■ **Exercise details**
Any image found in the entries is to be skipped; the rest is returned word for word.

■ **Material provided**
##########

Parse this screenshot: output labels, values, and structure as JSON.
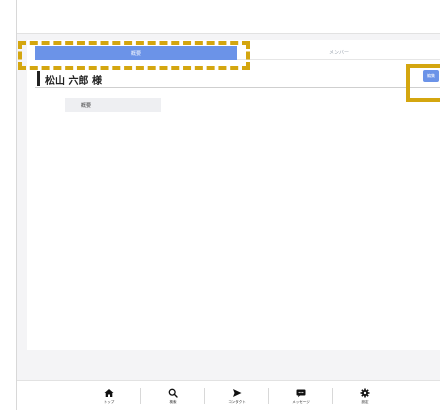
{
  "tabs": [
    {
      "label": "概要"
    },
    {
      "label": "メンバー"
    }
  ],
  "profile": {
    "name": "松山 六郎 様",
    "edit_label": "編集",
    "summary_label": "概要"
  },
  "bottom_nav": {
    "items": [
      {
        "label": "トップ",
        "icon": "home-icon"
      },
      {
        "label": "検索",
        "icon": "search-icon"
      },
      {
        "label": "コンタクト",
        "icon": "send-icon"
      },
      {
        "label": "メッセージ",
        "icon": "message-icon"
      },
      {
        "label": "設定",
        "icon": "gear-icon"
      }
    ]
  },
  "colors": {
    "accent": "#6b93e8",
    "highlight": "#d4a60f"
  }
}
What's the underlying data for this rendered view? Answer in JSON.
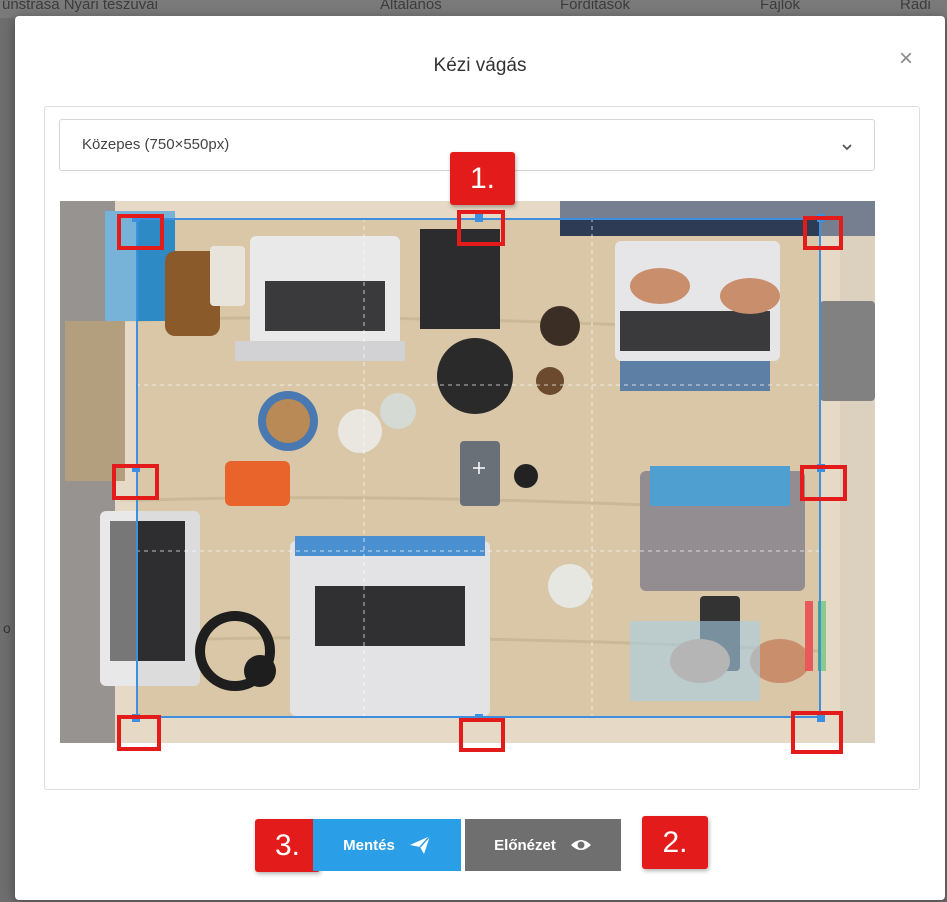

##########

■ **Task result**
Parse this screenshot: output labels, values, and structure as JSON.
{
  "tabs": [
    {
      "label": "概要"
    },
    {
      "label": "メンバー"
    }
  ],
  "profile": {
    "name": "松山 六郎 様",
    "edit_label": "編集",
    "summary_label": "概要"
  },
  "bottom_nav": {
    "items": [
      {
        "label": "トップ",
        "icon": "home-icon"
      },
      {
        "label": "検索",
        "icon": "search-icon"
      },
      {
        "label": "コンタクト",
        "icon": "send-icon"
      },
      {
        "label": "メッセージ",
        "icon": "message-icon"
      },
      {
        "label": "設定",
        "icon": "gear-icon"
      }
    ]
  },
  "colors": {
    "accent": "#6b93e8",
    "highlight": "#d4a60f"
  }
}
What's the underlying data for this rendered view? Answer in JSON.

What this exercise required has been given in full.